I’m not going to lie, I was worried about Manny Pacquiao’s chances. I mean, Antonio Margarito is a deadly fighter and Pacquiao was giving up 4 inches in height and 5.5 lbs in weight going into the fight. That’s a significant difference, especially when fighting someone who’s as lethal as Margarito. So yeah, I was worried. However, from the opening bell Pacquiao was nothing short of spectacular. Every punch Pacquiao delivered to Margarito was followed by roaring cheers by everyone in attendance. For 12 straight rounds Pacquiao dominated Margarito. His speed and flurry of punches were simply too much for his opponent, whose face was left disfigured. Pacquiao could have ended the fight at any time during the 11th and 12th rounds, but chose not to because he obviously didn't want to permanently injure Margarito. Now that's true sportsmanship. He isn't the people's champ for nothing.
It was another historical night for boxing as Many Pacqiuao deservingly won an unanimous decision, and is now an eight time world champion in eight different weight classes.
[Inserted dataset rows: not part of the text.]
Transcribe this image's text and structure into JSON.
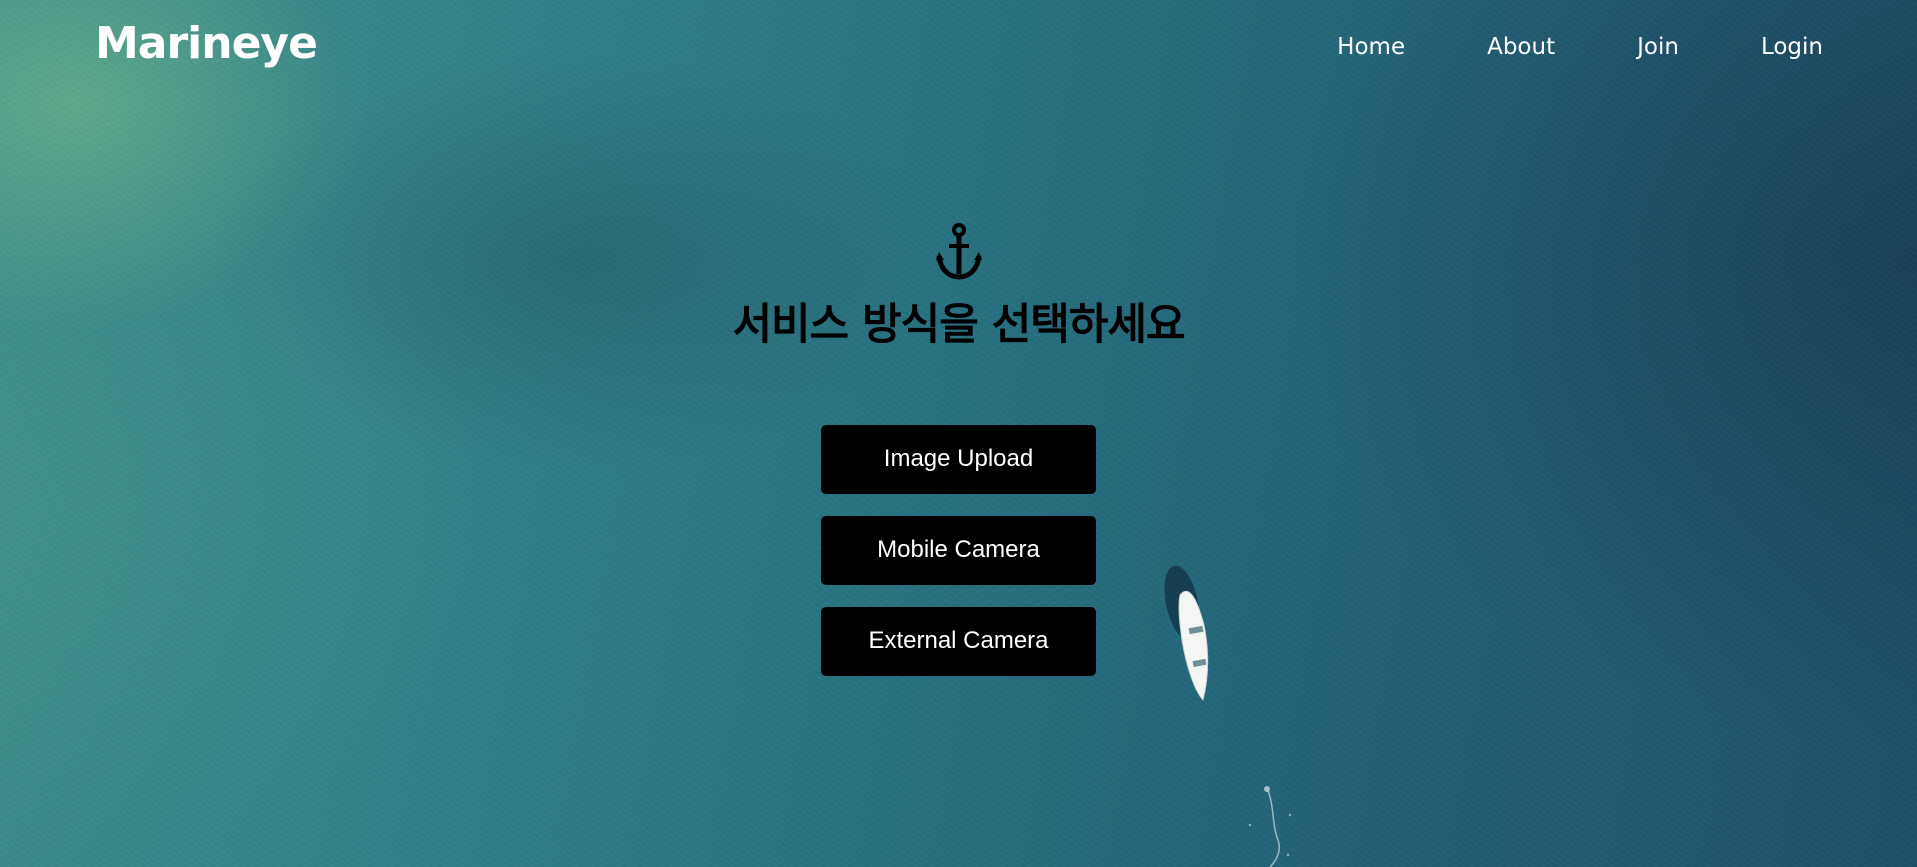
{
  "brand": {
    "name": "Marineye"
  },
  "nav": {
    "items": [
      {
        "label": "Home"
      },
      {
        "label": "About"
      },
      {
        "label": "Join"
      },
      {
        "label": "Login"
      }
    ]
  },
  "main": {
    "icon": "anchor-icon",
    "heading": "서비스 방식을 선택하세요",
    "options": [
      {
        "label": "Image Upload"
      },
      {
        "label": "Mobile Camera"
      },
      {
        "label": "External Camera"
      }
    ]
  },
  "colors": {
    "button_bg": "#000000",
    "button_text": "#ffffff",
    "nav_text": "#ffffff",
    "heading_text": "#000000"
  }
}
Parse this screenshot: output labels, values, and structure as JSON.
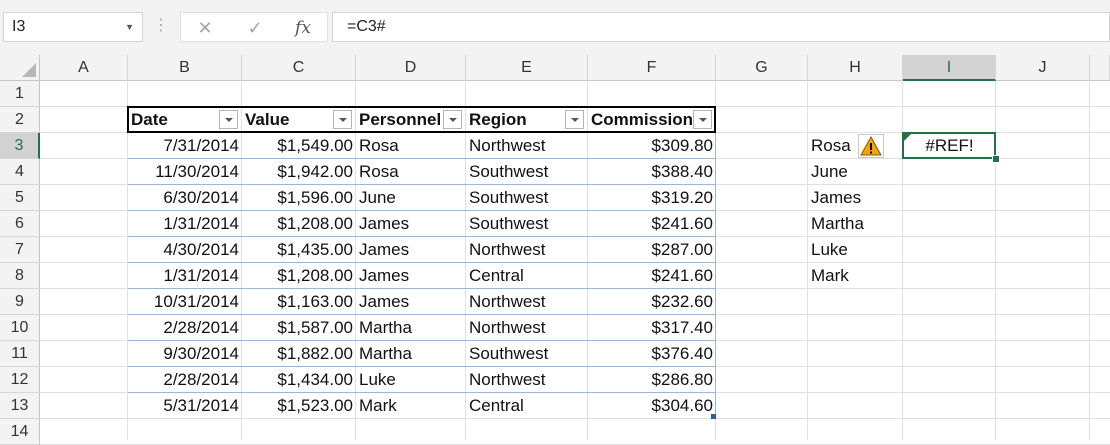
{
  "formula_bar": {
    "name_box": "I3",
    "cancel_icon": "✕",
    "enter_icon": "✓",
    "function_icon": "fx",
    "formula": "=C3#"
  },
  "columns": [
    "A",
    "B",
    "C",
    "D",
    "E",
    "F",
    "G",
    "H",
    "I",
    "J"
  ],
  "rows": [
    "1",
    "2",
    "3",
    "4",
    "5",
    "6",
    "7",
    "8",
    "9",
    "10",
    "11",
    "12",
    "13",
    "14"
  ],
  "selected_column": "I",
  "selected_row": "3",
  "table": {
    "headers": [
      "Date",
      "Value",
      "Personnel",
      "Region",
      "Commission"
    ],
    "rows": [
      [
        "7/31/2014",
        "$1,549.00",
        "Rosa",
        "Northwest",
        "$309.80"
      ],
      [
        "11/30/2014",
        "$1,942.00",
        "Rosa",
        "Southwest",
        "$388.40"
      ],
      [
        "6/30/2014",
        "$1,596.00",
        "June",
        "Southwest",
        "$319.20"
      ],
      [
        "1/31/2014",
        "$1,208.00",
        "James",
        "Southwest",
        "$241.60"
      ],
      [
        "4/30/2014",
        "$1,435.00",
        "James",
        "Northwest",
        "$287.00"
      ],
      [
        "1/31/2014",
        "$1,208.00",
        "James",
        "Central",
        "$241.60"
      ],
      [
        "10/31/2014",
        "$1,163.00",
        "James",
        "Northwest",
        "$232.60"
      ],
      [
        "2/28/2014",
        "$1,587.00",
        "Martha",
        "Northwest",
        "$317.40"
      ],
      [
        "9/30/2014",
        "$1,882.00",
        "Martha",
        "Southwest",
        "$376.40"
      ],
      [
        "2/28/2014",
        "$1,434.00",
        "Luke",
        "Northwest",
        "$286.80"
      ],
      [
        "5/31/2014",
        "$1,523.00",
        "Mark",
        "Central",
        "$304.60"
      ]
    ]
  },
  "names_list": [
    "Rosa",
    "June",
    "James",
    "Martha",
    "Luke",
    "Mark"
  ],
  "active_cell_value": "#REF!",
  "colors": {
    "selection": "#217346",
    "warning": "#f0a30a",
    "table_resize": "#2f5d9a"
  }
}
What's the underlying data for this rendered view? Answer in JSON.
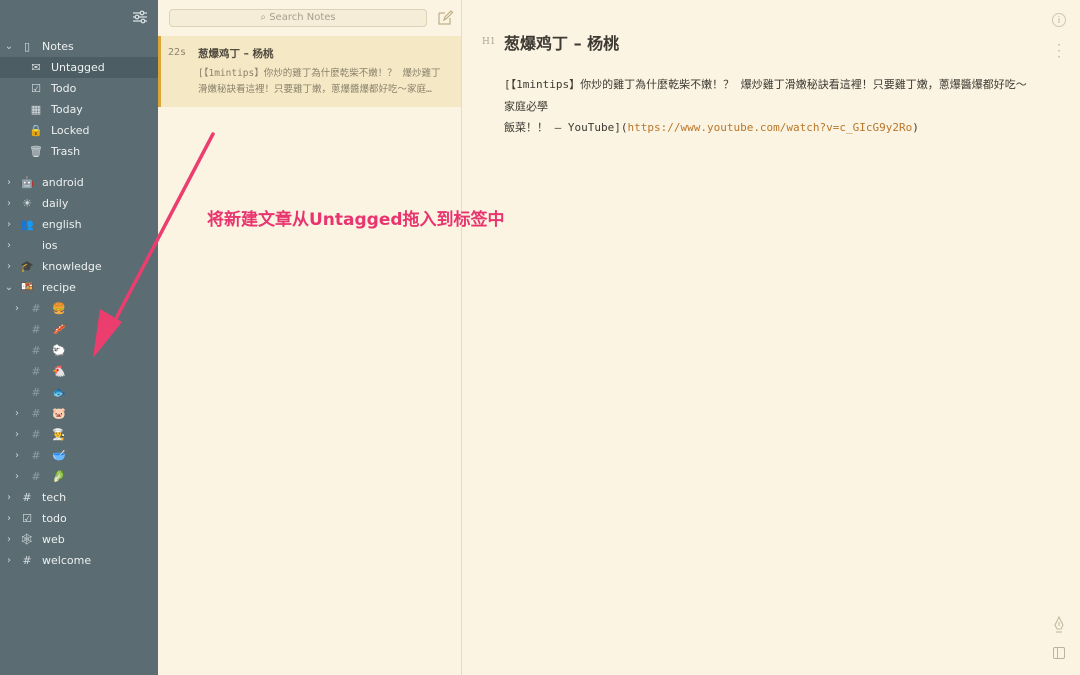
{
  "sidebar": {
    "primary": [
      {
        "chevron": "⌄",
        "icon": "▯",
        "label": "Notes"
      },
      {
        "chevron": "",
        "icon": "✉",
        "label": "Untagged",
        "selected": true
      },
      {
        "chevron": "",
        "icon": "☑",
        "label": "Todo"
      },
      {
        "chevron": "",
        "icon": "▦",
        "label": "Today"
      },
      {
        "chevron": "",
        "icon": "🔒",
        "label": "Locked"
      },
      {
        "chevron": "",
        "icon": "🗑",
        "label": "Trash"
      }
    ],
    "tags": [
      {
        "chevron": "›",
        "icon": "🤖",
        "label": "android"
      },
      {
        "chevron": "›",
        "icon": "☀",
        "label": "daily"
      },
      {
        "chevron": "›",
        "icon": "👥",
        "label": "english"
      },
      {
        "chevron": "›",
        "icon": "",
        "label": "ios"
      },
      {
        "chevron": "›",
        "icon": "🎓",
        "label": "knowledge"
      },
      {
        "chevron": "⌄",
        "icon": "🍱",
        "label": "recipe"
      }
    ],
    "recipe_children": [
      {
        "chevron": "›",
        "emoji": "🍔"
      },
      {
        "chevron": "",
        "emoji": "🥓"
      },
      {
        "chevron": "",
        "emoji": "🐑"
      },
      {
        "chevron": "",
        "emoji": "🐔"
      },
      {
        "chevron": "",
        "emoji": "🐟"
      },
      {
        "chevron": "›",
        "emoji": "🐷"
      },
      {
        "chevron": "›",
        "emoji": "👨‍🍳"
      },
      {
        "chevron": "›",
        "emoji": "🥣"
      },
      {
        "chevron": "›",
        "emoji": "🥬"
      }
    ],
    "tags_after": [
      {
        "chevron": "›",
        "icon": "#",
        "label": "tech"
      },
      {
        "chevron": "›",
        "icon": "☑",
        "label": "todo"
      },
      {
        "chevron": "›",
        "icon": "🕸",
        "label": "web"
      },
      {
        "chevron": "›",
        "icon": "#",
        "label": "welcome"
      }
    ]
  },
  "notelist": {
    "search_placeholder": "Search Notes",
    "notes": [
      {
        "age": "22s",
        "title": "葱爆鸡丁 – 杨桃",
        "snippet_line1": "[【1mintips】你炒的雞丁為什麼乾柴不嫩！？ 爆炒雞丁",
        "snippet_line2": "滑嫩秘訣看這裡！只要雞丁嫩，蔥爆醬爆都好吃～家庭…"
      }
    ]
  },
  "editor": {
    "heading_marker": "H1",
    "title": "葱爆鸡丁 – 杨桃",
    "body_line1": "[【1mintips】你炒的雞丁為什麼乾柴不嫩！？ 爆炒雞丁滑嫩秘訣看這裡！只要雞丁嫩，蔥爆醬爆都好吃～",
    "body_line2": "家庭必學",
    "body_line3_prefix": "飯菜！！ – YouTube](",
    "body_line3_url": "https://www.youtube.com/watch?v=c_GIcG9y2Ro",
    "body_line3_suffix": ")"
  },
  "annotation": {
    "text": "将新建文章从Untagged拖入到标签中"
  },
  "colors": {
    "sidebar_bg": "#5b6c73",
    "paper_bg": "#fbf4e2",
    "selected_card": "#f4e8c5",
    "accent": "#d9a737",
    "link": "#b9772c",
    "annotation": "#e9356f"
  }
}
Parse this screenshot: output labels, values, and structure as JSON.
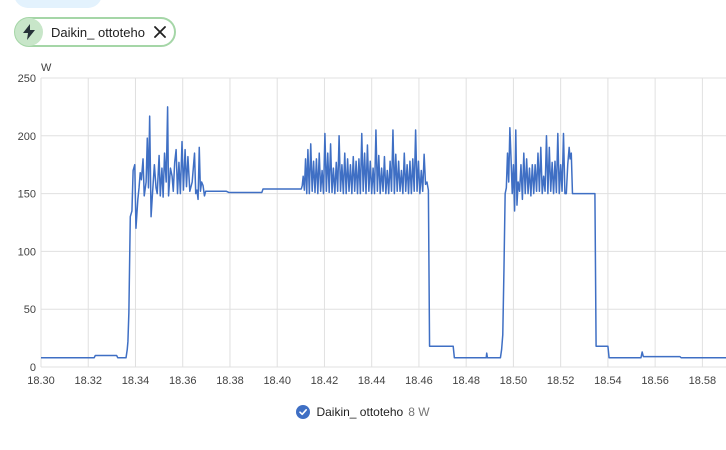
{
  "entity_chip": {
    "label": "Daikin_ ottoteho",
    "icon": "lightning-bolt-icon",
    "close_icon": "close-icon"
  },
  "legend": {
    "name": "Daikin_ ottoteho",
    "value": "8 W"
  },
  "colors": {
    "series": "#3f6fc4",
    "chip_border": "#a5d6a7",
    "chip_avatar": "#c8e6c9",
    "grid": "#e0e0e0"
  },
  "chart_data": {
    "type": "line",
    "title": "",
    "xlabel": "",
    "ylabel": "W",
    "xlim": [
      18.3,
      18.59
    ],
    "ylim": [
      0,
      250
    ],
    "x_ticks": [
      "18.30",
      "18.32",
      "18.34",
      "18.36",
      "18.38",
      "18.40",
      "18.42",
      "18.44",
      "18.46",
      "18.48",
      "18.50",
      "18.52",
      "18.54",
      "18.56",
      "18.58"
    ],
    "y_ticks": [
      "0",
      "50",
      "100",
      "150",
      "200",
      "250"
    ],
    "grid": true,
    "legend_position": "bottom-center",
    "series": [
      {
        "name": "Daikin_ ottoteho",
        "points": [
          [
            18.3,
            8
          ],
          [
            18.3225,
            8
          ],
          [
            18.323,
            10
          ],
          [
            18.332,
            10
          ],
          [
            18.3325,
            8
          ],
          [
            18.336,
            8
          ],
          [
            18.3365,
            15
          ],
          [
            18.3368,
            22
          ],
          [
            18.3372,
            47
          ],
          [
            18.3378,
            130
          ],
          [
            18.3385,
            135
          ],
          [
            18.339,
            170
          ],
          [
            18.3397,
            175
          ],
          [
            18.3402,
            120
          ],
          [
            18.341,
            145
          ],
          [
            18.3415,
            155
          ],
          [
            18.342,
            168
          ],
          [
            18.3425,
            162
          ],
          [
            18.3432,
            180
          ],
          [
            18.3437,
            148
          ],
          [
            18.3445,
            160
          ],
          [
            18.345,
            198
          ],
          [
            18.3455,
            155
          ],
          [
            18.346,
            217
          ],
          [
            18.3466,
            130
          ],
          [
            18.3472,
            150
          ],
          [
            18.348,
            175
          ],
          [
            18.3487,
            155
          ],
          [
            18.3492,
            150
          ],
          [
            18.35,
            183
          ],
          [
            18.3505,
            148
          ],
          [
            18.3512,
            172
          ],
          [
            18.3517,
            147
          ],
          [
            18.3523,
            185
          ],
          [
            18.353,
            160
          ],
          [
            18.3536,
            225
          ],
          [
            18.354,
            148
          ],
          [
            18.3548,
            172
          ],
          [
            18.3555,
            165
          ],
          [
            18.356,
            152
          ],
          [
            18.3566,
            177
          ],
          [
            18.3572,
            188
          ],
          [
            18.3578,
            150
          ],
          [
            18.3584,
            177
          ],
          [
            18.359,
            150
          ],
          [
            18.3597,
            195
          ],
          [
            18.3603,
            153
          ],
          [
            18.361,
            188
          ],
          [
            18.3616,
            156
          ],
          [
            18.3622,
            182
          ],
          [
            18.363,
            152
          ],
          [
            18.364,
            160
          ],
          [
            18.365,
            185
          ],
          [
            18.3655,
            150
          ],
          [
            18.366,
            153
          ],
          [
            18.3665,
            145
          ],
          [
            18.367,
            190
          ],
          [
            18.3675,
            152
          ],
          [
            18.368,
            160
          ],
          [
            18.3686,
            157
          ],
          [
            18.3692,
            148
          ],
          [
            18.3697,
            152
          ],
          [
            18.37,
            152
          ],
          [
            18.3785,
            152
          ],
          [
            18.3795,
            151
          ],
          [
            18.3935,
            151
          ],
          [
            18.394,
            154
          ],
          [
            18.4102,
            154
          ],
          [
            18.4106,
            157
          ],
          [
            18.411,
            165
          ],
          [
            18.4115,
            153
          ],
          [
            18.412,
            180
          ],
          [
            18.4125,
            150
          ],
          [
            18.413,
            188
          ],
          [
            18.4136,
            150
          ],
          [
            18.4142,
            193
          ],
          [
            18.4148,
            152
          ],
          [
            18.4154,
            178
          ],
          [
            18.416,
            151
          ],
          [
            18.4166,
            180
          ],
          [
            18.4172,
            150
          ],
          [
            18.4178,
            185
          ],
          [
            18.4184,
            152
          ],
          [
            18.419,
            170
          ],
          [
            18.4196,
            150
          ],
          [
            18.4202,
            202
          ],
          [
            18.4208,
            152
          ],
          [
            18.4214,
            185
          ],
          [
            18.422,
            151
          ],
          [
            18.4226,
            193
          ],
          [
            18.4232,
            151
          ],
          [
            18.4238,
            172
          ],
          [
            18.4244,
            150
          ],
          [
            18.425,
            177
          ],
          [
            18.4256,
            152
          ],
          [
            18.4262,
            200
          ],
          [
            18.4268,
            152
          ],
          [
            18.4274,
            175
          ],
          [
            18.428,
            150
          ],
          [
            18.4286,
            185
          ],
          [
            18.4292,
            150
          ],
          [
            18.4298,
            180
          ],
          [
            18.4304,
            152
          ],
          [
            18.431,
            175
          ],
          [
            18.4316,
            150
          ],
          [
            18.4322,
            182
          ],
          [
            18.4328,
            152
          ],
          [
            18.4334,
            178
          ],
          [
            18.434,
            150
          ],
          [
            18.4346,
            180
          ],
          [
            18.4352,
            150
          ],
          [
            18.4358,
            202
          ],
          [
            18.4364,
            152
          ],
          [
            18.437,
            185
          ],
          [
            18.4376,
            150
          ],
          [
            18.4382,
            192
          ],
          [
            18.4388,
            152
          ],
          [
            18.4394,
            178
          ],
          [
            18.44,
            150
          ],
          [
            18.4406,
            172
          ],
          [
            18.4412,
            150
          ],
          [
            18.4418,
            205
          ],
          [
            18.4424,
            152
          ],
          [
            18.443,
            183
          ],
          [
            18.4436,
            150
          ],
          [
            18.4442,
            172
          ],
          [
            18.4448,
            152
          ],
          [
            18.4454,
            182
          ],
          [
            18.446,
            150
          ],
          [
            18.4466,
            170
          ],
          [
            18.4472,
            150
          ],
          [
            18.4478,
            178
          ],
          [
            18.4484,
            152
          ],
          [
            18.449,
            205
          ],
          [
            18.4496,
            150
          ],
          [
            18.4502,
            184
          ],
          [
            18.4508,
            152
          ],
          [
            18.4514,
            178
          ],
          [
            18.452,
            152
          ],
          [
            18.4526,
            170
          ],
          [
            18.4532,
            150
          ],
          [
            18.4538,
            185
          ],
          [
            18.4544,
            152
          ],
          [
            18.455,
            175
          ],
          [
            18.4556,
            150
          ],
          [
            18.4562,
            178
          ],
          [
            18.4568,
            150
          ],
          [
            18.4574,
            180
          ],
          [
            18.458,
            152
          ],
          [
            18.4586,
            205
          ],
          [
            18.4592,
            152
          ],
          [
            18.4598,
            178
          ],
          [
            18.4604,
            150
          ],
          [
            18.461,
            170
          ],
          [
            18.4616,
            152
          ],
          [
            18.4622,
            184
          ],
          [
            18.4628,
            158
          ],
          [
            18.4634,
            160
          ],
          [
            18.464,
            153
          ],
          [
            18.4645,
            18
          ],
          [
            18.4745,
            18
          ],
          [
            18.475,
            8
          ],
          [
            18.4885,
            8
          ],
          [
            18.4887,
            12
          ],
          [
            18.489,
            8
          ],
          [
            18.4945,
            8
          ],
          [
            18.495,
            15
          ],
          [
            18.4955,
            28
          ],
          [
            18.496,
            85
          ],
          [
            18.4965,
            150
          ],
          [
            18.497,
            155
          ],
          [
            18.4975,
            185
          ],
          [
            18.498,
            160
          ],
          [
            18.4985,
            207
          ],
          [
            18.499,
            180
          ],
          [
            18.4995,
            150
          ],
          [
            18.5,
            175
          ],
          [
            18.5005,
            135
          ],
          [
            18.501,
            205
          ],
          [
            18.5015,
            140
          ],
          [
            18.502,
            160
          ],
          [
            18.5026,
            152
          ],
          [
            18.5032,
            175
          ],
          [
            18.5038,
            145
          ],
          [
            18.5044,
            185
          ],
          [
            18.505,
            150
          ],
          [
            18.5056,
            180
          ],
          [
            18.5062,
            150
          ],
          [
            18.5068,
            172
          ],
          [
            18.5074,
            148
          ],
          [
            18.508,
            175
          ],
          [
            18.5086,
            150
          ],
          [
            18.5092,
            175
          ],
          [
            18.5098,
            152
          ],
          [
            18.5104,
            185
          ],
          [
            18.511,
            152
          ],
          [
            18.5116,
            190
          ],
          [
            18.5122,
            150
          ],
          [
            18.5128,
            165
          ],
          [
            18.5134,
            152
          ],
          [
            18.514,
            200
          ],
          [
            18.5146,
            150
          ],
          [
            18.5152,
            190
          ],
          [
            18.5158,
            152
          ],
          [
            18.5164,
            177
          ],
          [
            18.517,
            150
          ],
          [
            18.5176,
            178
          ],
          [
            18.5182,
            151
          ],
          [
            18.5188,
            202
          ],
          [
            18.5194,
            150
          ],
          [
            18.52,
            175
          ],
          [
            18.5206,
            152
          ],
          [
            18.5212,
            202
          ],
          [
            18.5218,
            150
          ],
          [
            18.5224,
            150
          ],
          [
            18.523,
            175
          ],
          [
            18.5236,
            190
          ],
          [
            18.524,
            180
          ],
          [
            18.5245,
            185
          ],
          [
            18.525,
            150
          ],
          [
            18.5345,
            150
          ],
          [
            18.535,
            18
          ],
          [
            18.54,
            18
          ],
          [
            18.5405,
            8
          ],
          [
            18.554,
            8
          ],
          [
            18.5545,
            13
          ],
          [
            18.555,
            9
          ],
          [
            18.5705,
            9
          ],
          [
            18.571,
            8
          ],
          [
            18.59,
            8
          ]
        ]
      }
    ]
  }
}
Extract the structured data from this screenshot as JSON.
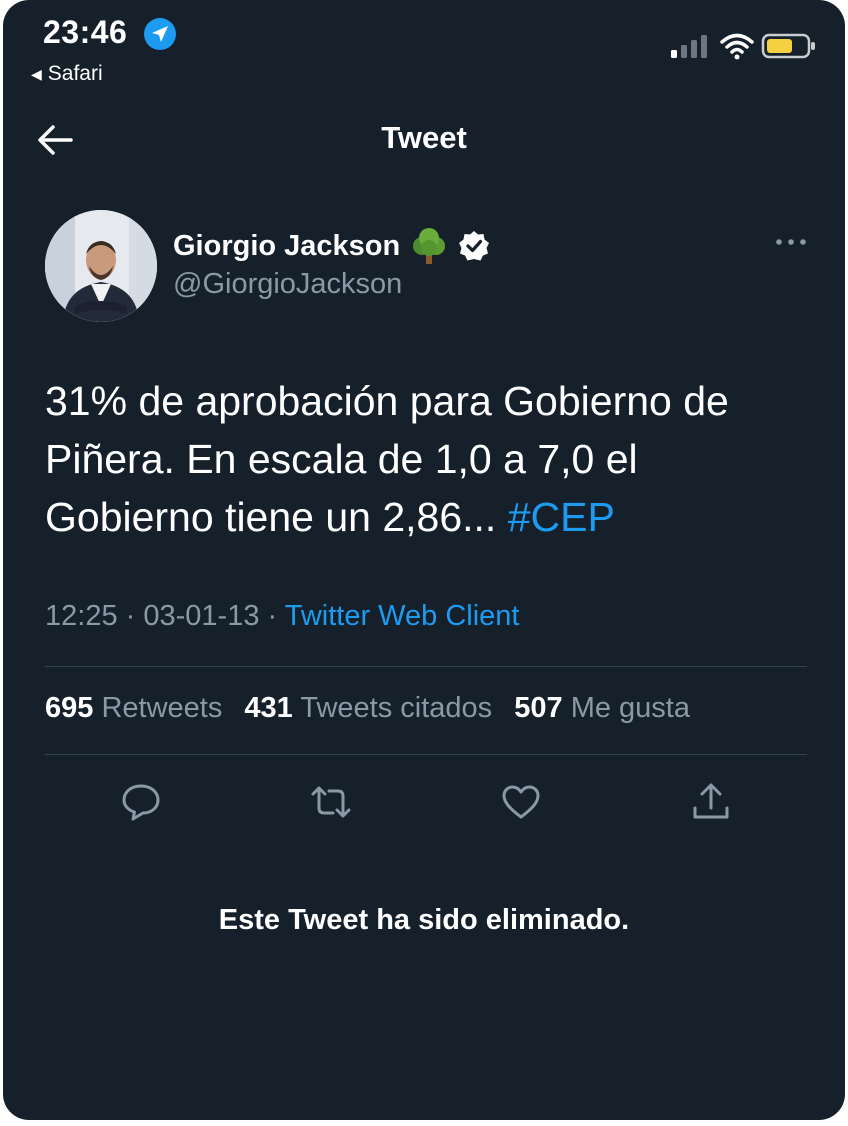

I would say the Philippines have a strong case to claim him as the 8th wonder of the world - unless someone else has something to say about it.
Floyd Mayweather Jr., what say you?